Work request:
Repeat all the data that appears below, keeping it exact.

--- Records to use Enclosed Below ---

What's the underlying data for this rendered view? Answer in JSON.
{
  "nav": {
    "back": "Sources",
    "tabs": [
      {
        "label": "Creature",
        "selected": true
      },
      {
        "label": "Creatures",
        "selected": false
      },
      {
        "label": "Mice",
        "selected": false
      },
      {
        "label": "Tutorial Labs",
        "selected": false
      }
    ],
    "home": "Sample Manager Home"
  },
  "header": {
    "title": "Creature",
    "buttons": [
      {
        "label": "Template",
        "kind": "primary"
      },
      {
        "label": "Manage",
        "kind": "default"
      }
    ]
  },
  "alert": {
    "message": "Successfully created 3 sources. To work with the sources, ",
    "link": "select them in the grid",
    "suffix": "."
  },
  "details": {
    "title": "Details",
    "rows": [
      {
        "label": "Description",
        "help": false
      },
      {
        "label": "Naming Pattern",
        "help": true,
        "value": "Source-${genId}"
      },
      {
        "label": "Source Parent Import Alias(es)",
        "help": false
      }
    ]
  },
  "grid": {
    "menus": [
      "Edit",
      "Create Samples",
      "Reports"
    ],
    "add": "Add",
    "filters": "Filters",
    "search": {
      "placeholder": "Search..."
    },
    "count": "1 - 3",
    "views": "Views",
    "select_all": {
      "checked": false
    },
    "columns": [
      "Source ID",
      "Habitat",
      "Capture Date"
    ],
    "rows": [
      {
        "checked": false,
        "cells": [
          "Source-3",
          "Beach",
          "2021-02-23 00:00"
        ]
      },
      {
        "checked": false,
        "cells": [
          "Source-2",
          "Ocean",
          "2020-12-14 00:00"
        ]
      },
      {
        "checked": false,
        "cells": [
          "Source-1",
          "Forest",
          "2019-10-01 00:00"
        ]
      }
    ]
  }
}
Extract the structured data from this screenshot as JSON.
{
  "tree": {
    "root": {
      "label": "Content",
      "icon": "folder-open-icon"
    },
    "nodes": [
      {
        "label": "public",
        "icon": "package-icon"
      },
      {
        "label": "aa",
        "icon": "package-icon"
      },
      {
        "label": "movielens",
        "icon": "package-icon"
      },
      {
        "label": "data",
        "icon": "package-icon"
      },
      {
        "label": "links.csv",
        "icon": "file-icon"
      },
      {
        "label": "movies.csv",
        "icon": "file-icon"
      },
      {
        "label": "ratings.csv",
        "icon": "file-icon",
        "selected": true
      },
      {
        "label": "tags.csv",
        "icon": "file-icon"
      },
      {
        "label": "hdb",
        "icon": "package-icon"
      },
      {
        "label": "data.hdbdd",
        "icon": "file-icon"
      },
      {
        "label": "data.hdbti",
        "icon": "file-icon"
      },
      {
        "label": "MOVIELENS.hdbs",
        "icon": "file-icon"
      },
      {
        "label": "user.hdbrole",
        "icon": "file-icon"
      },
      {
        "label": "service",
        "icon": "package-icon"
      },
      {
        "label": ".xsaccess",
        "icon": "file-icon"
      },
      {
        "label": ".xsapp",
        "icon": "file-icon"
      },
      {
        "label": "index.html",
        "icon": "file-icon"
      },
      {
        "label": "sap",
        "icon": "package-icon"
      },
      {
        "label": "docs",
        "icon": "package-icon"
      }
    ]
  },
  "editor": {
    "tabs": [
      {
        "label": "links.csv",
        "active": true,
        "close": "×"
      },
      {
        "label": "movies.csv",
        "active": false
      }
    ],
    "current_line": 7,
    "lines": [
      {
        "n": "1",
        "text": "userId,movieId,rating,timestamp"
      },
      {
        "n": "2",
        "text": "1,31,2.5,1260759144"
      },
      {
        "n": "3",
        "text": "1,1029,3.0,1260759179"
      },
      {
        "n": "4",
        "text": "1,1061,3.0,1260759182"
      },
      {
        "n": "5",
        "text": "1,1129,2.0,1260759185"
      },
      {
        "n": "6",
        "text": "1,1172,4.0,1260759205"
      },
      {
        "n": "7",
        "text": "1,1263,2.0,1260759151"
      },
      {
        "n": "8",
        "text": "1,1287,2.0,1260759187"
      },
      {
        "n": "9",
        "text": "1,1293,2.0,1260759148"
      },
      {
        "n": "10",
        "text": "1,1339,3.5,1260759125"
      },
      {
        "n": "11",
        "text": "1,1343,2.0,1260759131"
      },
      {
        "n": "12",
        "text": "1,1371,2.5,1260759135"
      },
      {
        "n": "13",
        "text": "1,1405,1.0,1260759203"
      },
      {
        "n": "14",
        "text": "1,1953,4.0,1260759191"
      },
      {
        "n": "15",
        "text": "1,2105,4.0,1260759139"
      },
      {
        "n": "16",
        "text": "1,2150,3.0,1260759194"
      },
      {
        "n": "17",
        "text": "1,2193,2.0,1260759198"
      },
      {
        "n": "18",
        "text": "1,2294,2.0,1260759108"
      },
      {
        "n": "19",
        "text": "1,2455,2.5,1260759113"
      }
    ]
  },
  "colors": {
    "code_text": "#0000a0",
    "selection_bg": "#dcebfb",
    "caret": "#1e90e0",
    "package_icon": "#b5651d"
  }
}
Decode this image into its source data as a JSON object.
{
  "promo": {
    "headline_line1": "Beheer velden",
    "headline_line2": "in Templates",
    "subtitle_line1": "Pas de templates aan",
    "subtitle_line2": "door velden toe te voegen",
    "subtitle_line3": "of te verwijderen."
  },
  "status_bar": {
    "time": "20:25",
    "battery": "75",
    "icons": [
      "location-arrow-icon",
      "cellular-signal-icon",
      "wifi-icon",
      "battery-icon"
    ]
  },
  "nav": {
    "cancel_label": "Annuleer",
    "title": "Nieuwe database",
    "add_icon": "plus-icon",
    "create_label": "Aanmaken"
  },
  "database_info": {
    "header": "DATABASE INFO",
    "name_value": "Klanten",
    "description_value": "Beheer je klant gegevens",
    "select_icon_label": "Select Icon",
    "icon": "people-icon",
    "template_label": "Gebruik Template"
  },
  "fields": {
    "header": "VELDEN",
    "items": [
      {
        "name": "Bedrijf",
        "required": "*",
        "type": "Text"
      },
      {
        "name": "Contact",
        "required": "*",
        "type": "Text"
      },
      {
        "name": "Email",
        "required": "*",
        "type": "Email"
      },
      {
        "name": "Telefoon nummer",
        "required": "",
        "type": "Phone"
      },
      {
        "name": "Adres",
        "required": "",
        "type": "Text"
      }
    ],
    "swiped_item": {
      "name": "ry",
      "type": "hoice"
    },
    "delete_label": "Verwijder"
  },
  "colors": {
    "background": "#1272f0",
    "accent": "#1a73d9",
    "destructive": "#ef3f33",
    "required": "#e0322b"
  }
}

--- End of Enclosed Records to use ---

Response to this exercise:
What's the underlying data for this rendered view? Answer in JSON.
{
  "nav": {
    "back": "Sources",
    "tabs": [
      {
        "label": "Creature",
        "selected": true
      },
      {
        "label": "Creatures",
        "selected": false
      },
      {
        "label": "Mice",
        "selected": false
      },
      {
        "label": "Tutorial Labs",
        "selected": false
      }
    ],
    "home": "Sample Manager Home"
  },
  "header": {
    "title": "Creature",
    "buttons": [
      {
        "label": "Template",
        "kind": "primary"
      },
      {
        "label": "Manage",
        "kind": "default"
      }
    ]
  },
  "alert": {
    "message": "Successfully created 3 sources. To work with the sources, ",
    "link": "select them in the grid",
    "suffix": "."
  },
  "details": {
    "title": "Details",
    "rows": [
      {
        "label": "Description",
        "help": false
      },
      {
        "label": "Naming Pattern",
        "help": true,
        "value": "Source-${genId}"
      },
      {
        "label": "Source Parent Import Alias(es)",
        "help": false
      }
    ]
  },
  "grid": {
    "menus": [
      "Edit",
      "Create Samples",
      "Reports"
    ],
    "add": "Add",
    "filters": "Filters",
    "search": {
      "placeholder": "Search..."
    },
    "count": "1 - 3",
    "views": "Views",
    "select_all": {
      "checked": false
    },
    "columns": [
      "Source ID",
      "Habitat",
      "Capture Date"
    ],
    "rows": [
      {
        "checked": false,
        "cells": [
          "Source-3",
          "Beach",
          "2021-02-23 00:00"
        ]
      },
      {
        "checked": false,
        "cells": [
          "Source-2",
          "Ocean",
          "2020-12-14 00:00"
        ]
      },
      {
        "checked": false,
        "cells": [
          "Source-1",
          "Forest",
          "2019-10-01 00:00"
        ]
      }
    ]
  }
}
Extract the structured data from this screenshot as JSON.
{
  "tree": {
    "root": {
      "label": "Content",
      "icon": "folder-open-icon"
    },
    "nodes": [
      {
        "label": "public",
        "icon": "package-icon"
      },
      {
        "label": "aa",
        "icon": "package-icon"
      },
      {
        "label": "movielens",
        "icon": "package-icon"
      },
      {
        "label": "data",
        "icon": "package-icon"
      },
      {
        "label": "links.csv",
        "icon": "file-icon"
      },
      {
        "label": "movies.csv",
        "icon": "file-icon"
      },
      {
        "label": "ratings.csv",
        "icon": "file-icon",
        "selected": true
      },
      {
        "label": "tags.csv",
        "icon": "file-icon"
      },
      {
        "label": "hdb",
        "icon": "package-icon"
      },
      {
        "label": "data.hdbdd",
        "icon": "file-icon"
      },
      {
        "label": "data.hdbti",
        "icon": "file-icon"
      },
      {
        "label": "MOVIELENS.hdbs",
        "icon": "file-icon"
      },
      {
        "label": "user.hdbrole",
        "icon": "file-icon"
      },
      {
        "label": "service",
        "icon": "package-icon"
      },
      {
        "label": ".xsaccess",
        "icon": "file-icon"
      },
      {
        "label": ".xsapp",
        "icon": "file-icon"
      },
      {
        "label": "index.html",
        "icon": "file-icon"
      },
      {
        "label": "sap",
        "icon": "package-icon"
      },
      {
        "label": "docs",
        "icon": "package-icon"
      }
    ]
  },
  "editor": {
    "tabs": [
      {
        "label": "links.csv",
        "active": true,
        "close": "×"
      },
      {
        "label": "movies.csv",
        "active": false
      }
    ],
    "current_line": 7,
    "lines": [
      {
        "n": "1",
        "text": "userId,movieId,rating,timestamp"
      },
      {
        "n": "2",
        "text": "1,31,2.5,1260759144"
      },
      {
        "n": "3",
        "text": "1,1029,3.0,1260759179"
      },
      {
        "n": "4",
        "text": "1,1061,3.0,1260759182"
      },
      {
        "n": "5",
        "text": "1,1129,2.0,1260759185"
      },
      {
        "n": "6",
        "text": "1,1172,4.0,1260759205"
      },
      {
        "n": "7",
        "text": "1,1263,2.0,1260759151"
      },
      {
        "n": "8",
        "text": "1,1287,2.0,1260759187"
      },
      {
        "n": "9",
        "text": "1,1293,2.0,1260759148"
      },
      {
        "n": "10",
        "text": "1,1339,3.5,1260759125"
      },
      {
        "n": "11",
        "text": "1,1343,2.0,1260759131"
      },
      {
        "n": "12",
        "text": "1,1371,2.5,1260759135"
      },
      {
        "n": "13",
        "text": "1,1405,1.0,1260759203"
      },
      {
        "n": "14",
        "text": "1,1953,4.0,1260759191"
      },
      {
        "n": "15",
        "text": "1,2105,4.0,1260759139"
      },
      {
        "n": "16",
        "text": "1,2150,3.0,1260759194"
      },
      {
        "n": "17",
        "text": "1,2193,2.0,1260759198"
      },
      {
        "n": "18",
        "text": "1,2294,2.0,1260759108"
      },
      {
        "n": "19",
        "text": "1,2455,2.5,1260759113"
      }
    ]
  },
  "colors": {
    "code_text": "#0000a0",
    "selection_bg": "#dcebfb",
    "caret": "#1e90e0",
    "package_icon": "#b5651d"
  }
}
Decode this image into its source data as a JSON object.
{
  "promo": {
    "headline_line1": "Beheer velden",
    "headline_line2": "in Templates",
    "subtitle_line1": "Pas de templates aan",
    "subtitle_line2": "door velden toe te voegen",
    "subtitle_line3": "of te verwijderen."
  },
  "status_bar": {
    "time": "20:25",
    "battery": "75",
    "icons": [
      "location-arrow-icon",
      "cellular-signal-icon",
      "wifi-icon",
      "battery-icon"
    ]
  },
  "nav": {
    "cancel_label": "Annuleer",
    "title": "Nieuwe database",
    "add_icon": "plus-icon",
    "create_label": "Aanmaken"
  },
  "database_info": {
    "header": "DATABASE INFO",
    "name_value": "Klanten",
    "description_value": "Beheer je klant gegevens",
    "select_icon_label": "Select Icon",
    "icon": "people-icon",
    "template_label": "Gebruik Template"
  },
  "fields": {
    "header": "VELDEN",
    "items": [
      {
        "name": "Bedrijf",
        "required": "*",
        "type": "Text"
      },
      {
        "name": "Contact",
        "required": "*",
        "type": "Text"
      },
      {
        "name": "Email",
        "required": "*",
        "type": "Email"
      },
      {
        "name": "Telefoon nummer",
        "required": "",
        "type": "Phone"
      },
      {
        "name": "Adres",
        "required": "",
        "type": "Text"
      }
    ],
    "swiped_item": {
      "name": "ry",
      "type": "hoice"
    },
    "delete_label": "Verwijder"
  },
  "colors": {
    "background": "#1272f0",
    "accent": "#1a73d9",
    "destructive": "#ef3f33",
    "required": "#e0322b"
  }
}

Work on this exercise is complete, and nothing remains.